The Mail story of a couple of days ago, ''Migrants bring only 4p a week in financial benefit', says report' has been bugging me.
I'm not an economist or a statistician. If anyone reading this knows better than I do and sees any mistakes or can clarify what I'm about to go on to say, please say so in the comments and I'll make necessary amendments.
I'm a little confused about why MigrationWatch is concerned, or why this should be considered a scandal at all. I'm also a bit suspicious about how MigrationWatch came up with its '4p a week' figure.
To start with - why is it a problem that immigrants are responsible for the same amount of production as everyone else plus an extra £126m per year on top? I just don't get it. Surely, the anti-immigration lobby argue that immigrants are a burden, which this doesn't prove.
Carrying on from that though - I don't like the way MigrationWatch translates the £126m per year to 4p a week per head. Their report, 'The impact of immigration on GDP per head' shows the working. It also deals with other reports, and there are problems with the way it addresses the figures in those - like counting total immigration as raising population by the same amount rather than using net immigration (which gives double the net immigration figure in one instance), or counting UK-born children of immigrants as immigrants, or burying some figures in the notes because they're higher than the ones used - but it doesn't do that with the Government figures.
What it does is take a figure it gets from a Parliamentary debate made by Joan Ryan, which says, "migration has increased output by at least £4 billion," - and expresses that as a percentage of total GDP - which is 0.32%. It then takes the figure for net immigration from 2005, and expresses that as a percentage of the total population, which is 0.31%. The 0.01% is deemed to be the extra production. They then work out GDP per head of the 60m population, which is around £21,000 per head, and work out what 0.01% of that would be and divide it by the number of weeks per year to get the 4p, which is the smallest number possible.
I have a couple of problems with this. Firstly, I'm not sure what showing the overall extra contribution on the entire population actually proves. Why would anyone expect 185,000 people to produce so much more than the rest of the population that dividing their extra contribution by 60 million would produce a massively high number? Has anybody ever argued that it does, or should? In short, this is all sleight of hand which is addressing a bit of a strawman.
Surely, if you wanted to show how much more per head immigrants contribute than the rest of the population, you'd take the extra benefit and divide it by the number of immigrants.
Now, 0.01% of £1250bn is £125m. Dividing that up between the number of immigrants (185,000) gives about £676 per head per year that immigrants produce compared to the rest of the population. Expressing that per week comes to £12.98. Of course, the net immigration figure is a bit of a problem with dividing in this way, and you'd really want to divide it by the total number of immigrants to get an accurate answer - but it's still going to be more than 4p a week. Something MigrationWatch will never admit is that the reason this figure is so low when you divide it by sixty bloody million and then by fifty again is because the number of immigrants compared to the main population is so low to start with.
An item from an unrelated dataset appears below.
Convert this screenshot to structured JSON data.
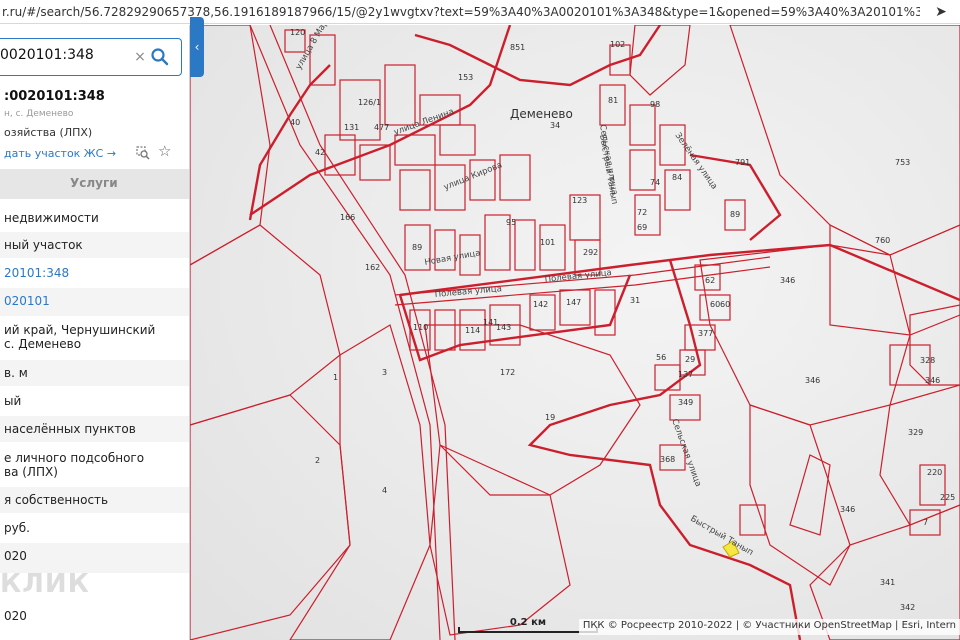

The second problem I have is that the MigrationWatch figure might be a mistake in the first place. The £4bn figure is taken from a Parliamentary debate, which is not a proper study that shows its working and fully explains how figures are arrived at. It could well be that the Treasury figure it mentions was calculated by starting with the percentage of immigrants in the population, working out what the same percentage of GDP that would be and rounding up to the nearest billion. It wouldn't be a very good way to arrive at an accurate figure, but the Treasury's argument could be that the population has risen by 0.31% and as a proportion of total GDP, they would represent about £4bn that wouldn't otherwise be there. MW's '4p a week' stuff could be just the result of the Treasury already assuming that the output of migrants is equal to everyone else and including a rounding error. MW could well be jumping at shadows. I've emailed the Treasury and the Home Office (Joan Ryan's Department) to find out how the figure is calculated or what report it came from. Because I am a plank.
The other figure quoted by the Mail and MigrationWatch is the figure for the amount in remittances to foreign countries made by migrants. There are problems with this, too. It's taken from a different debate in Parliament, this time from November 2004. The juxtaposition of this figure with the contribution made by one set if immigrants from one single year creates the false impression that the immigrants responsible for contributing £4bn in 2005 are also responsible for sending around £4bn to developing countries in 2004. This is, of course, nonsense.
Remittances are sent by far more people than actually arrive in the country in that same year. In putting the level of remittances next to the amount produced by one set of arrivals from one single year is misleading. MigrationWatch are playing fast and loose with the definition of 'immigrant' here.
Of course, the Mail are all over this story. It looks great to say that immigrants send £10 million a day home but only contribute 4p a day - but it's all a familiar Daily Mail smoke and mirrors show.
It's weird. Before I started this blog I knew that the Daily Mail was dodgy and not to be trusted, but because I hardly ever read it I had no idea exactly how much it distorts, exaggerates and lies. Reading the Mail a lot gave me the impression that MigrationWatch were sort of dodgy too, but looking closely at one report has made me realise exactly how dodgy they are. MigrationWatch UK? BunchOfCharlatans UK more like.